    2. (intransitive) To guarantee or promise (to do something).
    3. (transitive) To bind through legal or moral obligation (to do something, especially to marry) (usually in passive).
      They were engaged last month! They're planning to have the wedding next year.
    4. (obsolete, transitive) To pledge, pawn (one's property); to put (something) at risk or on the line; to mortgage (houses, land).
  4. To interact mechanically.
    1. To mesh or interlock (of machinery, especially a clutch).
      Whenever I engage the clutch, the car stalls out.
      • 1964 April, G. Freeman Allen, “The BRB shows traders the Liner train prototypes”, in Modern Railways, page 265:
        The Liner train wagon is a simple underframe on bogies, with coned location points that engage recesses in the container bases.
    2. (engineering, transitive) To come into gear with.
      The teeth of one cogwheel engage those of another.
  5. (intransitive) To enter into (an activity), to participate (construed with in).
    • 1910, Emerson Hough, chapter I, in The Purchase Price: Or The Cause of Compromise, Indianapolis, Ind.: The Bobbs-Merrill Company, OCLC 639762314:
      We are engaged in a great work, a treatise on our river fortifications, perhaps? But since when did army officers afford the luxury of amanuenses in this simple republic?
  6. (transitive, obsolete) To entangle.

AntonymsEdit

Derived termsEdit

TranslationsEdit


FrenchEdit

PronunciationEdit

VerbEdit

engage

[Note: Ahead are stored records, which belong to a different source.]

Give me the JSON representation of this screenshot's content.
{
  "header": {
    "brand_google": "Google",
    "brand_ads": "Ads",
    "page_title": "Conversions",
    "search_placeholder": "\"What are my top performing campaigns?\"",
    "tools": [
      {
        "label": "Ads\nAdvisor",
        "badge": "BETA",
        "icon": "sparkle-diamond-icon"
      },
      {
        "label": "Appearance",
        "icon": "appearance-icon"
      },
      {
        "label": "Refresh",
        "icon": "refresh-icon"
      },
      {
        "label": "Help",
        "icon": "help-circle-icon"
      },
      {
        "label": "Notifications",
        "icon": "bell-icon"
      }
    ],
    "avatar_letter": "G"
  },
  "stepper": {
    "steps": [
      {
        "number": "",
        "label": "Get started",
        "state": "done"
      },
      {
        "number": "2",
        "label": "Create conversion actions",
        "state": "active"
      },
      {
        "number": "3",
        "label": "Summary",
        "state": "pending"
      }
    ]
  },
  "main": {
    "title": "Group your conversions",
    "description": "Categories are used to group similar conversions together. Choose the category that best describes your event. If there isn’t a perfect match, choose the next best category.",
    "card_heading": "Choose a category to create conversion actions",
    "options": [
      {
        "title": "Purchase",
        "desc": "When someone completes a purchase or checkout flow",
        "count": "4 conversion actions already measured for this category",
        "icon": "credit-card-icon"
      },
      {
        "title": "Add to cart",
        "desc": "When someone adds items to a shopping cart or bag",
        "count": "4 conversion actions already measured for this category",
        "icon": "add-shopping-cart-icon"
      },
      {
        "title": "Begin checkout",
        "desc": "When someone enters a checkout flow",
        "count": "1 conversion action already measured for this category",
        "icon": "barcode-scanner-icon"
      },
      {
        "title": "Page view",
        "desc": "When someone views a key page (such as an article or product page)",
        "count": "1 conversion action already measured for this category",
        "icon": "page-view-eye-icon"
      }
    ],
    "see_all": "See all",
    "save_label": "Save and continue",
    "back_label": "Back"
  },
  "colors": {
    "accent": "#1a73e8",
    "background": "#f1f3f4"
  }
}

  1. inflection of engager:
    1. first/third-person singular present indicative/subjunctive
    2. second-person singular imperative

AnagramsEdit